ASSIGNMENT:
If a line in the entries below includes "ネットワークとインターネット", pick it out and copy it.

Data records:
= Beginning of Section =

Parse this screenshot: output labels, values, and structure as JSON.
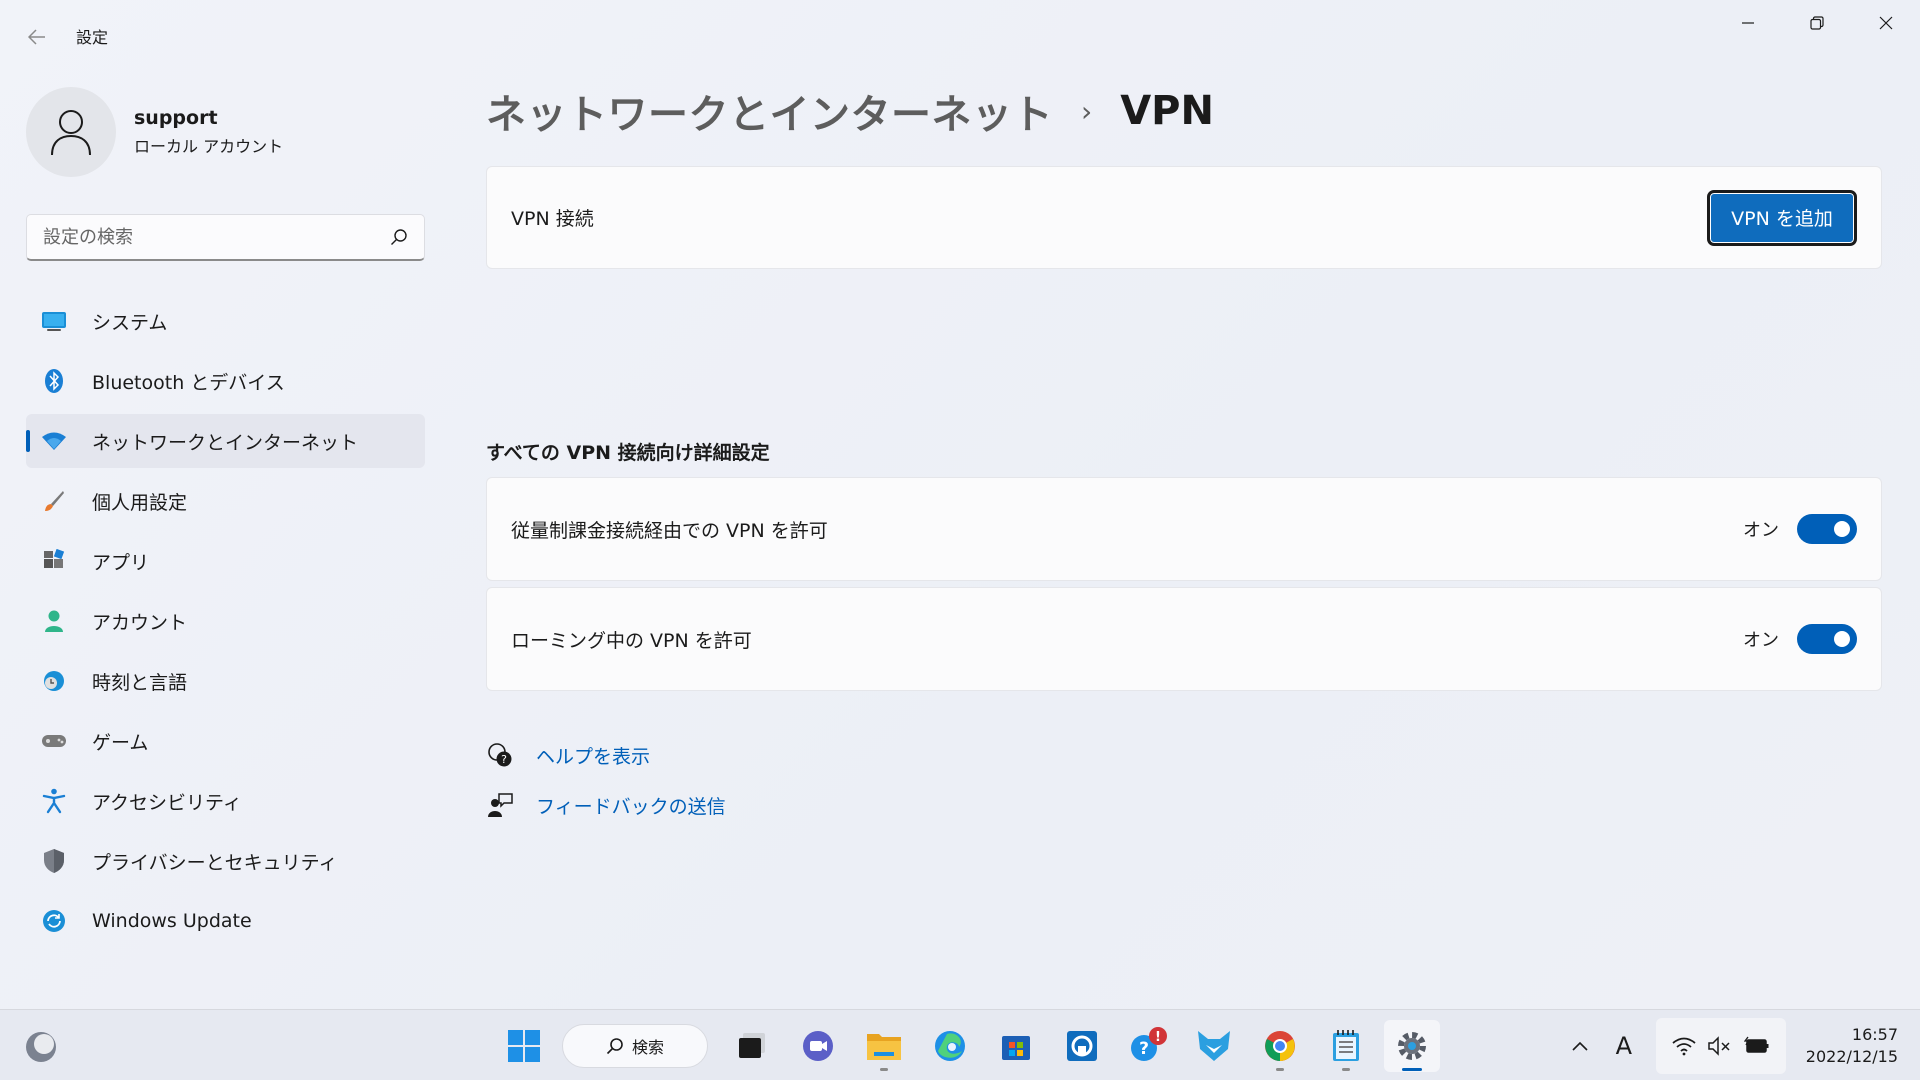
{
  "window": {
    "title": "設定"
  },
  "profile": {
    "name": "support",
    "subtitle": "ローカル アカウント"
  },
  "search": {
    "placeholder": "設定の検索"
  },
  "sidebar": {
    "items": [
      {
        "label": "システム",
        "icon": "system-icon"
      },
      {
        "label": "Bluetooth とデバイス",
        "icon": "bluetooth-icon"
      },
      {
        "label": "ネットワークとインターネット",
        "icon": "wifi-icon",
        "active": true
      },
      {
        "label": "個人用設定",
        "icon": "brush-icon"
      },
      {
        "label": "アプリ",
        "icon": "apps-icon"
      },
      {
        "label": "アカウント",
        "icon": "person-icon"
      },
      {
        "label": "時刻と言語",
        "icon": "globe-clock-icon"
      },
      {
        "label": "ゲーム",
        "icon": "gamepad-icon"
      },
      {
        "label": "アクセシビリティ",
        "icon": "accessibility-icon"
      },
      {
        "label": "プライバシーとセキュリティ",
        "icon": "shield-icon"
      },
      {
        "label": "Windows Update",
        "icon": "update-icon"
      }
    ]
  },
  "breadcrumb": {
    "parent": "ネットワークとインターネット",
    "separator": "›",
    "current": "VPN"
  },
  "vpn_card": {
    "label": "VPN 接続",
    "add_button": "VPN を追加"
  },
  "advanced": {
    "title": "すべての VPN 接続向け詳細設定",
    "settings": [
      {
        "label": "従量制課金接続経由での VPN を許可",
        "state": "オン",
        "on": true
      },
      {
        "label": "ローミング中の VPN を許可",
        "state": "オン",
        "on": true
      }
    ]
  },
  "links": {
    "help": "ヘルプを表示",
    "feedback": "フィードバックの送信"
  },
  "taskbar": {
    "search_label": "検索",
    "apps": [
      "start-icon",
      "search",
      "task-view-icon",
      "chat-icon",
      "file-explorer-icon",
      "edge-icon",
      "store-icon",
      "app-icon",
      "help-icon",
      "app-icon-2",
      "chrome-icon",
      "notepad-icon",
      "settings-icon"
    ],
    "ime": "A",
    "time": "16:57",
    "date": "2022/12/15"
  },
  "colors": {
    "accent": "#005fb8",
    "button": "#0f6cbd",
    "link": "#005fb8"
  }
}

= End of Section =

TASK RESPONSE:
        "label": "ネットワークとインターネット",
    "parent": "ネットワークとインターネット",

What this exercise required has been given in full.